- [Exercise directions]
Skip any image you find and restate the rest of the data word for word.

Collection entries:
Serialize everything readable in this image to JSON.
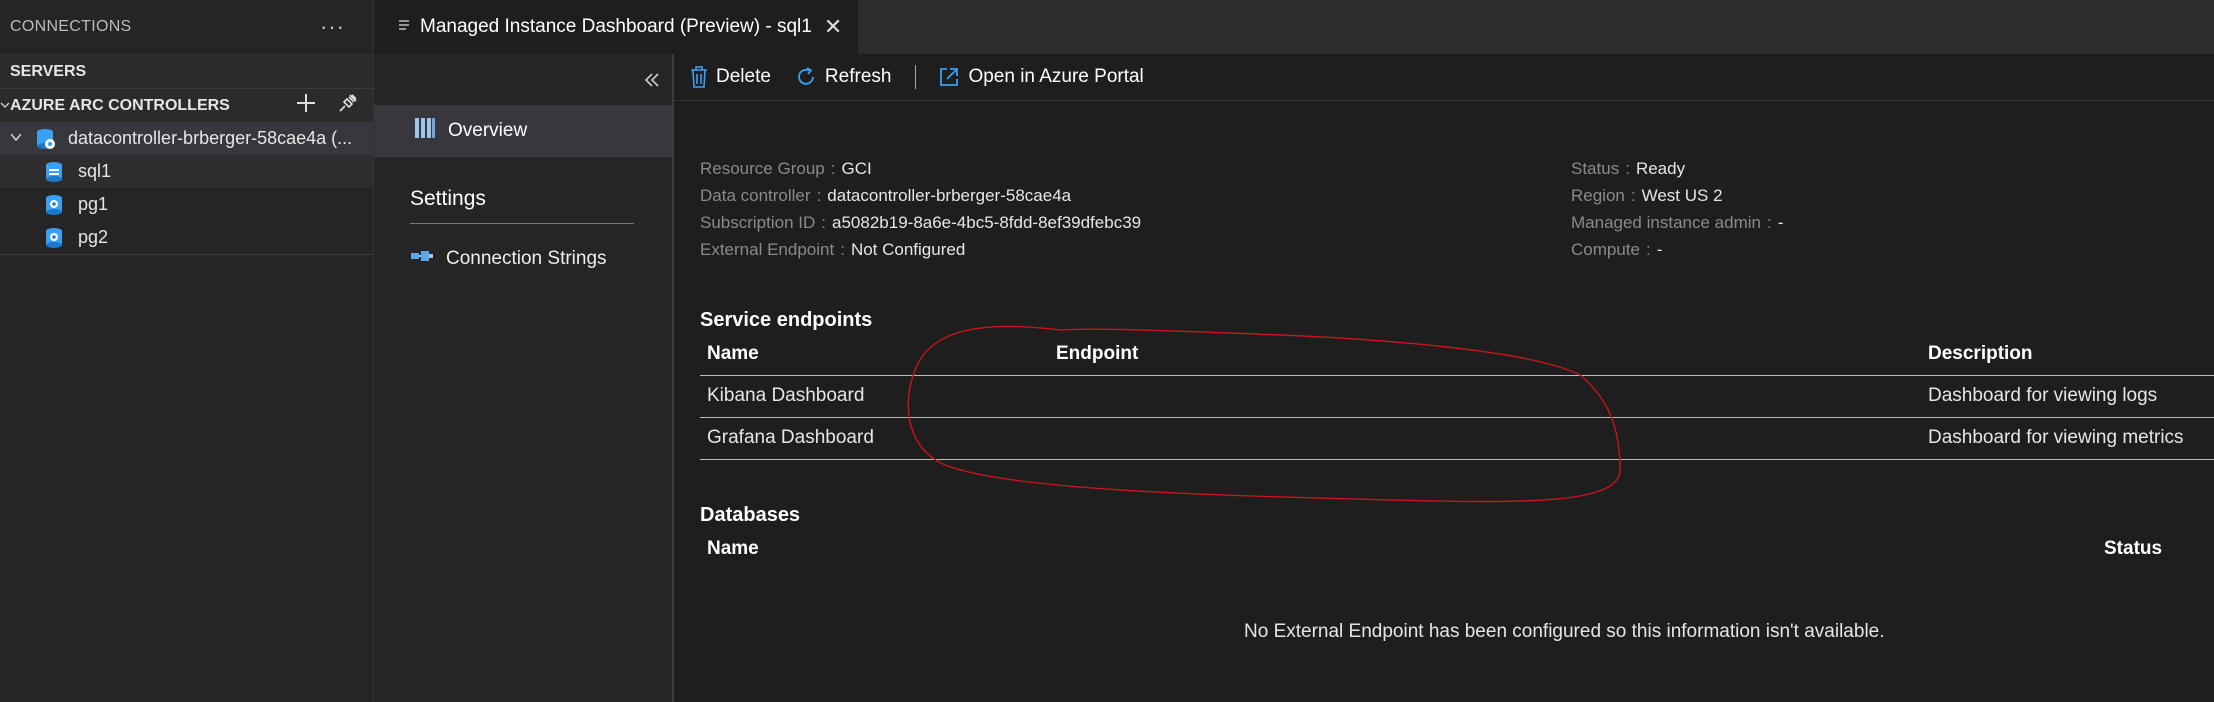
{
  "connections": {
    "header": "CONNECTIONS",
    "more": "···",
    "servers": "SERVERS",
    "arc_controllers": "AZURE ARC CONTROLLERS",
    "controller": "datacontroller-brberger-58cae4a (...",
    "items": [
      {
        "label": "sql1"
      },
      {
        "label": "pg1"
      },
      {
        "label": "pg2"
      }
    ]
  },
  "tab": {
    "title": "Managed Instance Dashboard (Preview) - sql1"
  },
  "nav": {
    "overview": "Overview",
    "settings": "Settings",
    "connection_strings": "Connection Strings"
  },
  "toolbar": {
    "delete": "Delete",
    "refresh": "Refresh",
    "open_portal": "Open in Azure Portal"
  },
  "properties": {
    "left": [
      {
        "key": "Resource Group",
        "value": "GCI"
      },
      {
        "key": "Data controller",
        "value": "datacontroller-brberger-58cae4a"
      },
      {
        "key": "Subscription ID",
        "value": "a5082b19-8a6e-4bc5-8fdd-8ef39dfebc39"
      },
      {
        "key": "External Endpoint",
        "value": "Not Configured"
      }
    ],
    "right": [
      {
        "key": "Status",
        "value": "Ready"
      },
      {
        "key": "Region",
        "value": "West US 2"
      },
      {
        "key": "Managed instance admin",
        "value": "-"
      },
      {
        "key": "Compute",
        "value": "-"
      }
    ]
  },
  "service_endpoints": {
    "title": "Service endpoints",
    "columns": {
      "name": "Name",
      "endpoint": "Endpoint",
      "description": "Description"
    },
    "rows": [
      {
        "name": "Kibana Dashboard",
        "endpoint": "",
        "description": "Dashboard for viewing logs"
      },
      {
        "name": "Grafana Dashboard",
        "endpoint": "",
        "description": "Dashboard for viewing metrics"
      }
    ]
  },
  "databases": {
    "title": "Databases",
    "columns": {
      "name": "Name",
      "status": "Status"
    },
    "empty_message": "No External Endpoint has been configured so this information isn't available."
  },
  "colors": {
    "annotation": "#c8141e",
    "icon_blue": "#3aa0f3"
  }
}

- [Response]
Serialize everything readable in this image to JSON.
{
  "connections": {
    "header": "CONNECTIONS",
    "more": "···",
    "servers": "SERVERS",
    "arc_controllers": "AZURE ARC CONTROLLERS",
    "controller": "datacontroller-brberger-58cae4a (...",
    "items": [
      {
        "label": "sql1"
      },
      {
        "label": "pg1"
      },
      {
        "label": "pg2"
      }
    ]
  },
  "tab": {
    "title": "Managed Instance Dashboard (Preview) - sql1"
  },
  "nav": {
    "overview": "Overview",
    "settings": "Settings",
    "connection_strings": "Connection Strings"
  },
  "toolbar": {
    "delete": "Delete",
    "refresh": "Refresh",
    "open_portal": "Open in Azure Portal"
  },
  "properties": {
    "left": [
      {
        "key": "Resource Group",
        "value": "GCI"
      },
      {
        "key": "Data controller",
        "value": "datacontroller-brberger-58cae4a"
      },
      {
        "key": "Subscription ID",
        "value": "a5082b19-8a6e-4bc5-8fdd-8ef39dfebc39"
      },
      {
        "key": "External Endpoint",
        "value": "Not Configured"
      }
    ],
    "right": [
      {
        "key": "Status",
        "value": "Ready"
      },
      {
        "key": "Region",
        "value": "West US 2"
      },
      {
        "key": "Managed instance admin",
        "value": "-"
      },
      {
        "key": "Compute",
        "value": "-"
      }
    ]
  },
  "service_endpoints": {
    "title": "Service endpoints",
    "columns": {
      "name": "Name",
      "endpoint": "Endpoint",
      "description": "Description"
    },
    "rows": [
      {
        "name": "Kibana Dashboard",
        "endpoint": "",
        "description": "Dashboard for viewing logs"
      },
      {
        "name": "Grafana Dashboard",
        "endpoint": "",
        "description": "Dashboard for viewing metrics"
      }
    ]
  },
  "databases": {
    "title": "Databases",
    "columns": {
      "name": "Name",
      "status": "Status"
    },
    "empty_message": "No External Endpoint has been configured so this information isn't available."
  },
  "colors": {
    "annotation": "#c8141e",
    "icon_blue": "#3aa0f3"
  }
}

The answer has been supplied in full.